If you’ve watched any detective shows recently, you may have noticed how they depict the Private Investigator as someone sitting on fire escapes or in cars with a camera, snapping pictures and jotting down notes. What they miss is the bigger picture. Private Investigators help people make decisions that could greatly impact their lives by providing them with the information they otherwise wouldn’t have access to, all while working within the confines of the law. It’s a deeply rewarding job. If you’re planning a career change this year, private investigation services might be right up your alley.
What Are Private Investigators?

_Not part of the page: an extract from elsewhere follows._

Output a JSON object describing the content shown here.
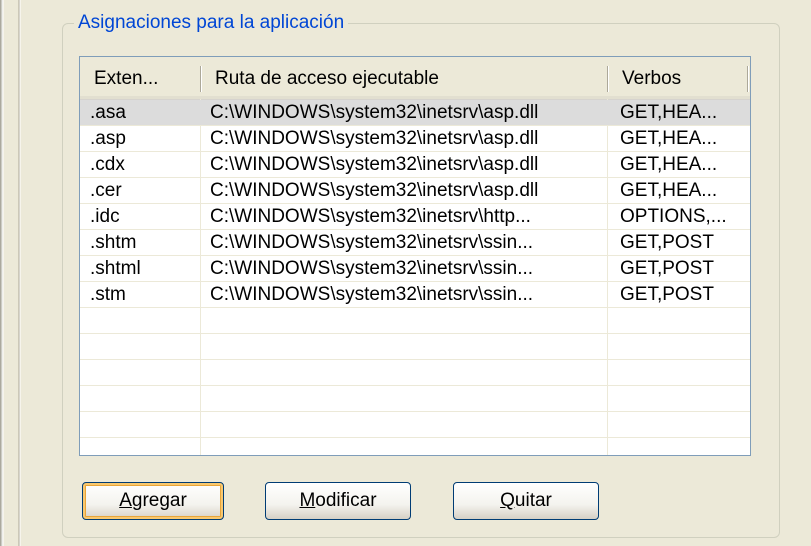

Private Investigators (PIs) need to be driven by the details while possessing superb analytical and communications skills. In addition to conducting surveillance, they’ll be digging into records, gathering evidence, and verifying information. This could include checking out a job candidate’s resume, making sure they attended the college they claim they went to, and examining to verify whether they have a criminal record. They also conduct interviews to gather testimonials for lawyers and following court proceedings. As part of the evidence, they perform research, conduct surveillance, and track individuals as needed.
How do I Become a Private Investigator?
To become a Private Investigator in Ontario, you have to meet some basic requirements including a minimum age and language proficiency. Most importantly, you’ll need to obtain an Ontario Private Investigator’s licence. To receive one, you’ll need to have completed a minimum of 50 hours of training regulated by the Ministry of Correctional Services and Community Safety. We offer such courses in a manner that complies with all training standards. With an Ontario Private Investigator’s licence, you will have to operate out of a licensed private investigation agency.
Who Hires Private Investigators?
Private Investigators find plenty of work because of the demand, which makes it a lucrative job. As one, you may be hired by human resource professionals who want background checks performed on potential employees. Or, you may need to keep a close eye on a client’s employee who has claimed workers’ compensation, but who they don’t believe are actually injured. Business owners protecting their interests, families vetting their babysitters or caregivers, and lawyers verifying testimonies may also be on your client list.
Interested in starting a career as a Private Investigator? Our aforementioned online, Ministry-approved training courses are available 24/7, enabling you to learn at your own pace and on your own schedule. Contact us today for more information.